TASK INSTRUCTIONS =>
Please print out every line of the material, unchanged.

>>>>>

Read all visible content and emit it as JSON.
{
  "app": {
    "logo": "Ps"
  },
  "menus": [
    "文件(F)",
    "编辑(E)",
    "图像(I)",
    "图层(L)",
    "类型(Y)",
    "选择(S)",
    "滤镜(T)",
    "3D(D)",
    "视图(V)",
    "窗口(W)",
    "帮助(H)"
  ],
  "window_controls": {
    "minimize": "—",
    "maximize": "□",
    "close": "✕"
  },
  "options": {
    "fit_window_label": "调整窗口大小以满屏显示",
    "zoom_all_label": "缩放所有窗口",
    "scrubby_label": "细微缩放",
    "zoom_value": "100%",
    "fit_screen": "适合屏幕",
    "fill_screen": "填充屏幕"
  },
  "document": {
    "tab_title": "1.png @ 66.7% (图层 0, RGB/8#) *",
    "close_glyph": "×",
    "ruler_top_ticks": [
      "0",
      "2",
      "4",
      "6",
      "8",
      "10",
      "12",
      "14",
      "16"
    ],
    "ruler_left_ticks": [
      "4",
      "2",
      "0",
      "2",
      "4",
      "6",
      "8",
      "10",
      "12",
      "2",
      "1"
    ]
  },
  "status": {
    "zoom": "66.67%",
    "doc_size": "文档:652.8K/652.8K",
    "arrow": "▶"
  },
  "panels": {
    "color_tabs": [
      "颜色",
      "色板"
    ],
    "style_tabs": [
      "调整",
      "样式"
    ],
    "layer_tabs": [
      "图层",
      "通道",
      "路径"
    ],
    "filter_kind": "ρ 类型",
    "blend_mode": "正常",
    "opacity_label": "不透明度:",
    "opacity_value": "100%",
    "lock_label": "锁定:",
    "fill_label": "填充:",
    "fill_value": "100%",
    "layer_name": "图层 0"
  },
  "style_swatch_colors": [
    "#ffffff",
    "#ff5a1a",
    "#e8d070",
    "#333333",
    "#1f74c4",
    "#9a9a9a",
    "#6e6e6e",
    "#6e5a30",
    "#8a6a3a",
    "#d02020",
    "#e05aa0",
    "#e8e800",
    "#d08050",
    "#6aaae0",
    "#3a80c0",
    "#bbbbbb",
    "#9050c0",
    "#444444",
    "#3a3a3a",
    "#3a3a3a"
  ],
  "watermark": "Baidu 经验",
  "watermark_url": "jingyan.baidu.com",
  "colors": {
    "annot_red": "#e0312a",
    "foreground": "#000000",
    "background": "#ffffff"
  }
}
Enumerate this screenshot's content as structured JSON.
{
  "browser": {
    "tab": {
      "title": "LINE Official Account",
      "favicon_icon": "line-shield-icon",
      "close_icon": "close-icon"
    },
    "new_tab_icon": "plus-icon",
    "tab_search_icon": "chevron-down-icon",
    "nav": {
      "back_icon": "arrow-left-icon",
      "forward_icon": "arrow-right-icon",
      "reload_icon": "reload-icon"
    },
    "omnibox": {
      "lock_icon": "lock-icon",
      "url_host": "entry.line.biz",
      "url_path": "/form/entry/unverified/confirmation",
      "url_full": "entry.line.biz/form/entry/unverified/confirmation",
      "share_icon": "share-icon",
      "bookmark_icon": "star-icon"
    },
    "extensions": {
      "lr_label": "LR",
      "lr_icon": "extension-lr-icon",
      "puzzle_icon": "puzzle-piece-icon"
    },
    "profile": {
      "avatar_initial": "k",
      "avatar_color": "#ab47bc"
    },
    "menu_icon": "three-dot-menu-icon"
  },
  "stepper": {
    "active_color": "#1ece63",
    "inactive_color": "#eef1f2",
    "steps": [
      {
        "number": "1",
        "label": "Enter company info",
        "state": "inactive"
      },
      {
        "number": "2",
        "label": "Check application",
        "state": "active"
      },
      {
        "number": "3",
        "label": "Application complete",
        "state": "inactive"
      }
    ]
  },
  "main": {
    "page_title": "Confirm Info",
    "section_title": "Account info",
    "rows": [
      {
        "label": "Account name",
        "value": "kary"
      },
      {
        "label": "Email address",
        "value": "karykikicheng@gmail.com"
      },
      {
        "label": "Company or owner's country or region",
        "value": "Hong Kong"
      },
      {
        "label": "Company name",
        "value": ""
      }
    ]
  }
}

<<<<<

WRITTEN RESPONSE =>
Read all visible content and emit it as JSON.
{
  "app": {
    "logo": "Ps"
  },
  "menus": [
    "文件(F)",
    "编辑(E)",
    "图像(I)",
    "图层(L)",
    "类型(Y)",
    "选择(S)",
    "滤镜(T)",
    "3D(D)",
    "视图(V)",
    "窗口(W)",
    "帮助(H)"
  ],
  "window_controls": {
    "minimize": "—",
    "maximize": "□",
    "close": "✕"
  },
  "options": {
    "fit_window_label": "调整窗口大小以满屏显示",
    "zoom_all_label": "缩放所有窗口",
    "scrubby_label": "细微缩放",
    "zoom_value": "100%",
    "fit_screen": "适合屏幕",
    "fill_screen": "填充屏幕"
  },
  "document": {
    "tab_title": "1.png @ 66.7% (图层 0, RGB/8#) *",
    "close_glyph": "×",
    "ruler_top_ticks": [
      "0",
      "2",
      "4",
      "6",
      "8",
      "10",
      "12",
      "14",
      "16"
    ],
    "ruler_left_ticks": [
      "4",
      "2",
      "0",
      "2",
      "4",
      "6",
      "8",
      "10",
      "12",
      "2",
      "1"
    ]
  },
  "status": {
    "zoom": "66.67%",
    "doc_size": "文档:652.8K/652.8K",
    "arrow": "▶"
  },
  "panels": {
    "color_tabs": [
      "颜色",
      "色板"
    ],
    "style_tabs": [
      "调整",
      "样式"
    ],
    "layer_tabs": [
      "图层",
      "通道",
      "路径"
    ],
    "filter_kind": "ρ 类型",
    "blend_mode": "正常",
    "opacity_label": "不透明度:",
    "opacity_value": "100%",
    "lock_label": "锁定:",
    "fill_label": "填充:",
    "fill_value": "100%",
    "layer_name": "图层 0"
  },
  "style_swatch_colors": [
    "#ffffff",
    "#ff5a1a",
    "#e8d070",
    "#333333",
    "#1f74c4",
    "#9a9a9a",
    "#6e6e6e",
    "#6e5a30",
    "#8a6a3a",
    "#d02020",
    "#e05aa0",
    "#e8e800",
    "#d08050",
    "#6aaae0",
    "#3a80c0",
    "#bbbbbb",
    "#9050c0",
    "#444444",
    "#3a3a3a",
    "#3a3a3a"
  ],
  "watermark": "Baidu 经验",
  "watermark_url": "jingyan.baidu.com",
  "colors": {
    "annot_red": "#e0312a",
    "foreground": "#000000",
    "background": "#ffffff"
  }
}
Enumerate this screenshot's content as structured JSON.
{
  "browser": {
    "tab": {
      "title": "LINE Official Account",
      "favicon_icon": "line-shield-icon",
      "close_icon": "close-icon"
    },
    "new_tab_icon": "plus-icon",
    "tab_search_icon": "chevron-down-icon",
    "nav": {
      "back_icon": "arrow-left-icon",
      "forward_icon": "arrow-right-icon",
      "reload_icon": "reload-icon"
    },
    "omnibox": {
      "lock_icon": "lock-icon",
      "url_host": "entry.line.biz",
      "url_path": "/form/entry/unverified/confirmation",
      "url_full": "entry.line.biz/form/entry/unverified/confirmation",
      "share_icon": "share-icon",
      "bookmark_icon": "star-icon"
    },
    "extensions": {
      "lr_label": "LR",
      "lr_icon": "extension-lr-icon",
      "puzzle_icon": "puzzle-piece-icon"
    },
    "profile": {
      "avatar_initial": "k",
      "avatar_color": "#ab47bc"
    },
    "menu_icon": "three-dot-menu-icon"
  },
  "stepper": {
    "active_color": "#1ece63",
    "inactive_color": "#eef1f2",
    "steps": [
      {
        "number": "1",
        "label": "Enter company info",
        "state": "inactive"
      },
      {
        "number": "2",
        "label": "Check application",
        "state": "active"
      },
      {
        "number": "3",
        "label": "Application complete",
        "state": "inactive"
      }
    ]
  },
  "main": {
    "page_title": "Confirm Info",
    "section_title": "Account info",
    "rows": [
      {
        "label": "Account name",
        "value": "kary"
      },
      {
        "label": "Email address",
        "value": "karykikicheng@gmail.com"
      },
      {
        "label": "Company or owner's country or region",
        "value": "Hong Kong"
      },
      {
        "label": "Company name",
        "value": ""
      }
    ]
  }
}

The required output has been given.